▸ **THE TASK**
Scan the records for the string "icon"; copy each line where it occurs.

▸ **EXERCISE MATERIALS**
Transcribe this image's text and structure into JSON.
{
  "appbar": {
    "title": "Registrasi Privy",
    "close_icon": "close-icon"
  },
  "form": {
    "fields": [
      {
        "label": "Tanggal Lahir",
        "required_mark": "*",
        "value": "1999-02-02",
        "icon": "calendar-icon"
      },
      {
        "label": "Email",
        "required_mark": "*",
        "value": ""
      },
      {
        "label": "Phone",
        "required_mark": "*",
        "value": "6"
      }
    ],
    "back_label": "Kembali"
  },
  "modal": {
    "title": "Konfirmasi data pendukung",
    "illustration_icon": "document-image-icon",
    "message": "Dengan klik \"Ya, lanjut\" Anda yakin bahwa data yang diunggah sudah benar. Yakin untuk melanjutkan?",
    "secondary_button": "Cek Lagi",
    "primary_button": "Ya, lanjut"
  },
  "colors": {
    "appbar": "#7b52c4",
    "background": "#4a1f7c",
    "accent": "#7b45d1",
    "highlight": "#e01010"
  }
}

▸ **TASK SOLUTION**
    "close_icon": "close-icon"
        "icon": "calendar-icon"
    "illustration_icon": "document-image-icon",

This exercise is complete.